**GOAL OF THE EXERCISE**
Count every line in the records below that contains the string "TypeScript". Report that number alone.

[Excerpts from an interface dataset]
------------------------------------------------

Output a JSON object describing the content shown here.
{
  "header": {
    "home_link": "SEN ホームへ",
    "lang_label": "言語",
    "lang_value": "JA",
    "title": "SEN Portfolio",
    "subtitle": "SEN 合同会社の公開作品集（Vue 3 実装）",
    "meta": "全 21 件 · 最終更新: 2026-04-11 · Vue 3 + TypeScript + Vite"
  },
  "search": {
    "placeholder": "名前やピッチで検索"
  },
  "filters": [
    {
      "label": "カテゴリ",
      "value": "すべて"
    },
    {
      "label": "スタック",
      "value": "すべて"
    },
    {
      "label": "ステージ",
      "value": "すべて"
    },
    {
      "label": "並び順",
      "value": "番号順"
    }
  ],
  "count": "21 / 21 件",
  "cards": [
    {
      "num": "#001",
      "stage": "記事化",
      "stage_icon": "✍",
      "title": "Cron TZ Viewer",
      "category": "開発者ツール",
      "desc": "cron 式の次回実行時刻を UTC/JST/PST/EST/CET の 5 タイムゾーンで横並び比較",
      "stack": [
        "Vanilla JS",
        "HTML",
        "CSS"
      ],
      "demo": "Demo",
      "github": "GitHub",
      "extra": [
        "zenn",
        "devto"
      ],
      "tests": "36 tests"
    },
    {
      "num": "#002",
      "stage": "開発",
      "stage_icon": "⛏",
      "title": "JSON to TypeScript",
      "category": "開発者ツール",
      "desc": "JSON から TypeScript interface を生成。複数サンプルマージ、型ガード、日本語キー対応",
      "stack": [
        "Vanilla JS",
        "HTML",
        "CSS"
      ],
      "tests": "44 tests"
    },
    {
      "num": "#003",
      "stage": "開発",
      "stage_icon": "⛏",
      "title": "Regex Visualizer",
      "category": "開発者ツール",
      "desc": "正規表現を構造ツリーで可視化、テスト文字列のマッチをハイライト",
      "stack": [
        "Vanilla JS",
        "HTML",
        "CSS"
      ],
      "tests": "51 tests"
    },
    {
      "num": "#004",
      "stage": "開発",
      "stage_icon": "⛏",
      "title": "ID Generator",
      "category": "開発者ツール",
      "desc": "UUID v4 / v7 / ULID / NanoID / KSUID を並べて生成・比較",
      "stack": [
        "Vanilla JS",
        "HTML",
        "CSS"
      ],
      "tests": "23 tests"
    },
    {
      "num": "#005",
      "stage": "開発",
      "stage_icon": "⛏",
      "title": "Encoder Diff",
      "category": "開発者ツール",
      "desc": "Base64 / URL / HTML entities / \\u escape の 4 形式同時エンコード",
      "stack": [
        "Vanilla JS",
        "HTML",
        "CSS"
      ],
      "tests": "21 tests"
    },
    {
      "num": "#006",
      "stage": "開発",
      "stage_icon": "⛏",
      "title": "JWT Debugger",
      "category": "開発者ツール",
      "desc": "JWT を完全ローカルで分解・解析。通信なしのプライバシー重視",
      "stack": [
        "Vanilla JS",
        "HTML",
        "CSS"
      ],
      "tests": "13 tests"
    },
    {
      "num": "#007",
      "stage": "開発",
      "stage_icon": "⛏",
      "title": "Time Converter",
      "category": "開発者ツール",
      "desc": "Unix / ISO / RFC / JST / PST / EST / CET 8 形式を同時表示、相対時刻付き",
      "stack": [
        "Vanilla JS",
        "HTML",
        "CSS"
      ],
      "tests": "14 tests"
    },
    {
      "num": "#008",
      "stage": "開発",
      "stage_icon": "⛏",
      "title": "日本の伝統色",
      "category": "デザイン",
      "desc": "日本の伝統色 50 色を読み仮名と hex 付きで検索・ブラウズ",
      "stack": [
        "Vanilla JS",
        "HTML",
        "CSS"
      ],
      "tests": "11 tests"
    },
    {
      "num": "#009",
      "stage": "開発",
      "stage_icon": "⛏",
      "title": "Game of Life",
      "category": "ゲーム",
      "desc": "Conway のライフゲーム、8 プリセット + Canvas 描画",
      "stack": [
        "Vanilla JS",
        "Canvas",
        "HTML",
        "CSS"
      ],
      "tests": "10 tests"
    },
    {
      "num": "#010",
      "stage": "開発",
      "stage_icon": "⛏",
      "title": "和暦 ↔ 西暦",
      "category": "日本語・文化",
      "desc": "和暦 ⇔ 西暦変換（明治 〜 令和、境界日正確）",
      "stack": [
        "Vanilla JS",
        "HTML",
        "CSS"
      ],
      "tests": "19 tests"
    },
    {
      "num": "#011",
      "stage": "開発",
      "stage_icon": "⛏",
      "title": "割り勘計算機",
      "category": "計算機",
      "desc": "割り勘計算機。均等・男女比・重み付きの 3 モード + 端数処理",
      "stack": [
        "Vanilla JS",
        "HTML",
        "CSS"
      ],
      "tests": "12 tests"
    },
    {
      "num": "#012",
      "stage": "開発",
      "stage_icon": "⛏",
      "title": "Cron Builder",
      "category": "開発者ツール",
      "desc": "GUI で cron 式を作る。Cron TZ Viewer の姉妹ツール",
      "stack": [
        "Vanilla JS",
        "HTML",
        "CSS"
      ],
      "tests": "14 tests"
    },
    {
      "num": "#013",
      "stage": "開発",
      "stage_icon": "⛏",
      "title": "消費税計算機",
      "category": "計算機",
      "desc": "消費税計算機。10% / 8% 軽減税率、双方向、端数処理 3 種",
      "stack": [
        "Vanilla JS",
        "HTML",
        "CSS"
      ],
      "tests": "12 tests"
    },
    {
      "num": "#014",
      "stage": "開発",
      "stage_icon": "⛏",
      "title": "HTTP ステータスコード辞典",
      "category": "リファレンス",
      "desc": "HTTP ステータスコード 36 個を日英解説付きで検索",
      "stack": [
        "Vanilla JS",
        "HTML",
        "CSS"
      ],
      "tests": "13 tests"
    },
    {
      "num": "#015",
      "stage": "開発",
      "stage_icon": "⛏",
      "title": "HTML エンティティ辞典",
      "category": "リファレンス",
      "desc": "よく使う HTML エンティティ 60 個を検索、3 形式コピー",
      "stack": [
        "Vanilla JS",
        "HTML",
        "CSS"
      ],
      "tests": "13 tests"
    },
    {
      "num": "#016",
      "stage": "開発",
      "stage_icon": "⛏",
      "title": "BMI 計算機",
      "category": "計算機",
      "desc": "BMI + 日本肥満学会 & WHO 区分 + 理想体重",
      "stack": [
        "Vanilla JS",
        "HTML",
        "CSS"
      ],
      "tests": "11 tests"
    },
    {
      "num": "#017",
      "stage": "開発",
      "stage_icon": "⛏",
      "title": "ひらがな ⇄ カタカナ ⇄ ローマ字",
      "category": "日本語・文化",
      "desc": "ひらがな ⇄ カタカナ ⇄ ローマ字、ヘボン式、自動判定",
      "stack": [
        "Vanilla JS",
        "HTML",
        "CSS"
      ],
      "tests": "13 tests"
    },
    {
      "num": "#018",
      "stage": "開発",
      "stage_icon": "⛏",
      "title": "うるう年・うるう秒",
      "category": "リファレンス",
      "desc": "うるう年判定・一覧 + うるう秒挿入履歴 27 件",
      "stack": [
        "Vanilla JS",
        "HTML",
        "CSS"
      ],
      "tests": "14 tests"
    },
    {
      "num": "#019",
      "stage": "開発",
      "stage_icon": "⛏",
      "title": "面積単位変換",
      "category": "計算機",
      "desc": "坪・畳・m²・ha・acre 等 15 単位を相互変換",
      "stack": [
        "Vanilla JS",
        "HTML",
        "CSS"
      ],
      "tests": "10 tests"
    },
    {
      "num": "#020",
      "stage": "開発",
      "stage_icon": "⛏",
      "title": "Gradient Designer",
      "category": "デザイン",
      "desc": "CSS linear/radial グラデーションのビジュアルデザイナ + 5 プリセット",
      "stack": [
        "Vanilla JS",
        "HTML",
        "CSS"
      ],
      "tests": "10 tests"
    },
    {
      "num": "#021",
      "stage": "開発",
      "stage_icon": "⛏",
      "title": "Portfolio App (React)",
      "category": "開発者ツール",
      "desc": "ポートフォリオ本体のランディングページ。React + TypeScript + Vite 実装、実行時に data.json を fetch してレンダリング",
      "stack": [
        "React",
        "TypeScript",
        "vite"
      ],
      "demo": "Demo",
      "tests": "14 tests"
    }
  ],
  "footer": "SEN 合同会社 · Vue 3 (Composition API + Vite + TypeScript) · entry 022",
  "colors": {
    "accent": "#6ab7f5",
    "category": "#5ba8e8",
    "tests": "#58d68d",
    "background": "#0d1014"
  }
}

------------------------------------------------

**RESPONSE TO THIS EXERCISE**
6